__RECORDS__

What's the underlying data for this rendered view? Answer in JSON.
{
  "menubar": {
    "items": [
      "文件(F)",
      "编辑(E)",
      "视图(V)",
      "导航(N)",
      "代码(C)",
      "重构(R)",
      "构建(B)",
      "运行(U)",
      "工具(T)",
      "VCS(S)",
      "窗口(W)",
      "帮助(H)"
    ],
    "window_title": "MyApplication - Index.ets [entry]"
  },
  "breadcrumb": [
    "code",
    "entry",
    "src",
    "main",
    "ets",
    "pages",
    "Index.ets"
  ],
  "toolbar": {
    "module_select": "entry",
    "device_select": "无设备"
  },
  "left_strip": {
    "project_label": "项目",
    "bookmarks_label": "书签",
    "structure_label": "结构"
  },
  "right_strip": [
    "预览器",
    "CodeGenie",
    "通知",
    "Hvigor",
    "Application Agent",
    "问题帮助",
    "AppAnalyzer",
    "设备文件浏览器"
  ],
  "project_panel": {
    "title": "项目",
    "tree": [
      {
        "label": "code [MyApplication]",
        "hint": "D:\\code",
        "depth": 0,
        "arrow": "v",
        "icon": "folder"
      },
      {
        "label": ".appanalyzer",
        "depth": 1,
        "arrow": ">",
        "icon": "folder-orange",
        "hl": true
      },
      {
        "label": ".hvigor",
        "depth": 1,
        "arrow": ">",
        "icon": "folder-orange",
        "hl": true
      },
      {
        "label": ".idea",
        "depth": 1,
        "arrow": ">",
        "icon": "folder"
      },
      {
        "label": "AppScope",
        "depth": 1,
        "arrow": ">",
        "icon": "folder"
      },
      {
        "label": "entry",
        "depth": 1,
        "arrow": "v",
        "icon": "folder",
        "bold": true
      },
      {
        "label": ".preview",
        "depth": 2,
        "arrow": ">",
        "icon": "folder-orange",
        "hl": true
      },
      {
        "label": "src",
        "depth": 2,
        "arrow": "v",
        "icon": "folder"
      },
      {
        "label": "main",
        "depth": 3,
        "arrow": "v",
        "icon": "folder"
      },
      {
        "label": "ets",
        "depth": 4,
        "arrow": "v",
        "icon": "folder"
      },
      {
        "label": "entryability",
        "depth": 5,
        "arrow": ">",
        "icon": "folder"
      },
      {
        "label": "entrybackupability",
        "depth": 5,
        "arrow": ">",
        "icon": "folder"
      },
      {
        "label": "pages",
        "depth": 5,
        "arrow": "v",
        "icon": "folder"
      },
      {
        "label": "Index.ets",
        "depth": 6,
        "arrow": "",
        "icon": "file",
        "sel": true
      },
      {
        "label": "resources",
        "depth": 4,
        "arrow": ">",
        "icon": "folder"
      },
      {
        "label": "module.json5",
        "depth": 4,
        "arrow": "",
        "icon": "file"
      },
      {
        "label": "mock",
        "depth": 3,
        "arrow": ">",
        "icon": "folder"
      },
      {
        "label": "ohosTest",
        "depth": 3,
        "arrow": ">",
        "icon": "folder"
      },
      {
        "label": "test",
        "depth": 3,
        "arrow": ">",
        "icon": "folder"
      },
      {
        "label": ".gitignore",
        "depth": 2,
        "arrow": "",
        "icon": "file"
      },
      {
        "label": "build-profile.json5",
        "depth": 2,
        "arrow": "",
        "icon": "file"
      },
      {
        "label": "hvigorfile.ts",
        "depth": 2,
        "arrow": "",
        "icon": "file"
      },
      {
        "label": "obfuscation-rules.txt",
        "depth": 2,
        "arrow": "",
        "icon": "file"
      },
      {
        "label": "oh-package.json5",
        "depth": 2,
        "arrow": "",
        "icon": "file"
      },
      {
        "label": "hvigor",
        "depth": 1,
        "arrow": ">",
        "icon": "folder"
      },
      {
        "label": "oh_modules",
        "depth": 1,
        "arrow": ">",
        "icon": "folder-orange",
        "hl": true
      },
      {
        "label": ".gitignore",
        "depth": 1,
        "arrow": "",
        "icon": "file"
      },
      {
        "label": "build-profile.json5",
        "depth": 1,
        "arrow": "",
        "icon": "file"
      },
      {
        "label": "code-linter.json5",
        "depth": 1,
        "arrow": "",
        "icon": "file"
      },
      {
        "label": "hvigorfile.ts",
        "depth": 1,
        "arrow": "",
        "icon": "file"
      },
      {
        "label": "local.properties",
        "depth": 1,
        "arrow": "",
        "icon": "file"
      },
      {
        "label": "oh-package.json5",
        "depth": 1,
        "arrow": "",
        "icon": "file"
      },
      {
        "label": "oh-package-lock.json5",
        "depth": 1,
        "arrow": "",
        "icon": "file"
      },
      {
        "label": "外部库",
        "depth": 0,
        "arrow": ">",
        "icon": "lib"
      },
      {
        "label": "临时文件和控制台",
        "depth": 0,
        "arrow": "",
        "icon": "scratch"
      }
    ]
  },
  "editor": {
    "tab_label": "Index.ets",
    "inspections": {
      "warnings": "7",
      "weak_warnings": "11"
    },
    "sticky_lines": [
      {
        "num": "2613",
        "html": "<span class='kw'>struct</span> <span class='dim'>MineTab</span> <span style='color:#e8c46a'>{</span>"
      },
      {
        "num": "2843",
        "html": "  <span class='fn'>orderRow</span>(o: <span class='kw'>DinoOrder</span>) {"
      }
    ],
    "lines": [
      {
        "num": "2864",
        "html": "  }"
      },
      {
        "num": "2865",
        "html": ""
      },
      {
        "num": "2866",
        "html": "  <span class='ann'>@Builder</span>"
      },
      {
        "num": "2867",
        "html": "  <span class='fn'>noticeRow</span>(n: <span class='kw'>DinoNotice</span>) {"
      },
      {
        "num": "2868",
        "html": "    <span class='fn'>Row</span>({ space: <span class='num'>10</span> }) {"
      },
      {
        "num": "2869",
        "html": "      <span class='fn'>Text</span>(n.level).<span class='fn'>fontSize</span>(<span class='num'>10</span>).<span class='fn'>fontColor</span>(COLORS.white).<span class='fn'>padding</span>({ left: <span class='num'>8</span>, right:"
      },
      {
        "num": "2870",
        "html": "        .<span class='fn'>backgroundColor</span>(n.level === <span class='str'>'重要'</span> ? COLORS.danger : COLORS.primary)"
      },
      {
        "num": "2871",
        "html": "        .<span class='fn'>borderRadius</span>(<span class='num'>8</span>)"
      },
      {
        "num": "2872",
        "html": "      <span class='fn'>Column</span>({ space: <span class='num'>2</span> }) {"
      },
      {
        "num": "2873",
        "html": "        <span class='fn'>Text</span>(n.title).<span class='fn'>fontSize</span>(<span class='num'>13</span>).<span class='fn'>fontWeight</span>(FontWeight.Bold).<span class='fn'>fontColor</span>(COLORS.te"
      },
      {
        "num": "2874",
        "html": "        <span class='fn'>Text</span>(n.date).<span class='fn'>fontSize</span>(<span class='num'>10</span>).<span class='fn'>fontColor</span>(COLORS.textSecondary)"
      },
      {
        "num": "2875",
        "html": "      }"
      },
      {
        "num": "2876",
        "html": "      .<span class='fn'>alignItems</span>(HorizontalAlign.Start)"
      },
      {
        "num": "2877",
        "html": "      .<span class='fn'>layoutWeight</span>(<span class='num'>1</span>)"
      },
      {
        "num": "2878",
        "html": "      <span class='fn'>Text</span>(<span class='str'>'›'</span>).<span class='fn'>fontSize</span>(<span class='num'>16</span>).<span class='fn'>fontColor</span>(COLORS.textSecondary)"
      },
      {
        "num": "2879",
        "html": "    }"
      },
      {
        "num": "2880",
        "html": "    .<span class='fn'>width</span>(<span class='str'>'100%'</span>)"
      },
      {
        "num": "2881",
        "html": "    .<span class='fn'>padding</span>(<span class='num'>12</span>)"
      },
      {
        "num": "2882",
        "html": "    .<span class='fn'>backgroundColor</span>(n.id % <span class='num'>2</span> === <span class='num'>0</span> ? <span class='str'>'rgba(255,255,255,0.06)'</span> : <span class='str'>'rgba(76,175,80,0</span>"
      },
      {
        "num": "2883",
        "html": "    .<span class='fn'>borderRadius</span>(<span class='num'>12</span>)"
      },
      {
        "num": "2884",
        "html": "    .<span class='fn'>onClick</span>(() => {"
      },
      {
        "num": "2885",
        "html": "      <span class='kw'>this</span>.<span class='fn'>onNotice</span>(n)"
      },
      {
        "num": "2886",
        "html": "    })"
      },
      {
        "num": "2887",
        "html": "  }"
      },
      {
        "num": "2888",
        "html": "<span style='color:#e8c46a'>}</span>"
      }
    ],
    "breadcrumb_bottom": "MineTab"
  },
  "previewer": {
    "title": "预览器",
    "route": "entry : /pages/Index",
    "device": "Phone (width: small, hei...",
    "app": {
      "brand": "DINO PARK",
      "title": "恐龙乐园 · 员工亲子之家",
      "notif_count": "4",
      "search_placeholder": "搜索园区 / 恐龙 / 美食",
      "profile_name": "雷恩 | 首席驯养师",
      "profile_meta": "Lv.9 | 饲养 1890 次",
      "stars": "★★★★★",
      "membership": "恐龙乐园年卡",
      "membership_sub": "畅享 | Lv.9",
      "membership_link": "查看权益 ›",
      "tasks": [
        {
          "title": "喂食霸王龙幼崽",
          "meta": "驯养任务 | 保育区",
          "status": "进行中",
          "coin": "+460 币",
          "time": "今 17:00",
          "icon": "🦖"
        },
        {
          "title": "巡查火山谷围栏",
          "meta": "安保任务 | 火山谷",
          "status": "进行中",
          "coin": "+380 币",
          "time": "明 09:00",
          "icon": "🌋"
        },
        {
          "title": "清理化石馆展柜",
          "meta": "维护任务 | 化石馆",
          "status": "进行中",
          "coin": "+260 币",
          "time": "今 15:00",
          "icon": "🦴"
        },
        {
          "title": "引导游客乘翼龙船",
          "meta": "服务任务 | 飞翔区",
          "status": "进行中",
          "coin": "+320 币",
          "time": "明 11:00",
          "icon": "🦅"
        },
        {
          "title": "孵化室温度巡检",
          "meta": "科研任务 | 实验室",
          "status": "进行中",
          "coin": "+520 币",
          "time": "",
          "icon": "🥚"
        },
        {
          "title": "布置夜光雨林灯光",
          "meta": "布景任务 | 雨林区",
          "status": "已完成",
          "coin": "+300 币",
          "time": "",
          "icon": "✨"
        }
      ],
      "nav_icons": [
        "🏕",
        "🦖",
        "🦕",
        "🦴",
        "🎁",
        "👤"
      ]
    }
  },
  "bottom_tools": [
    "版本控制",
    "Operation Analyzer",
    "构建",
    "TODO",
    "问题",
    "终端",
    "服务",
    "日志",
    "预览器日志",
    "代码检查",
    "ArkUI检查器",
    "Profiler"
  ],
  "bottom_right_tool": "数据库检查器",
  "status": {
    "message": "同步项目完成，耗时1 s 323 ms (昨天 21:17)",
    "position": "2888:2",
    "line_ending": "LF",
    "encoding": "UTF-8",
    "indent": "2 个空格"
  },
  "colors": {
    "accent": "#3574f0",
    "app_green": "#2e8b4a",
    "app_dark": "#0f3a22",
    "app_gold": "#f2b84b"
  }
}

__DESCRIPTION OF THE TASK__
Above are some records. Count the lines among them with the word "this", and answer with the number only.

__YOUR RESPONSE__
2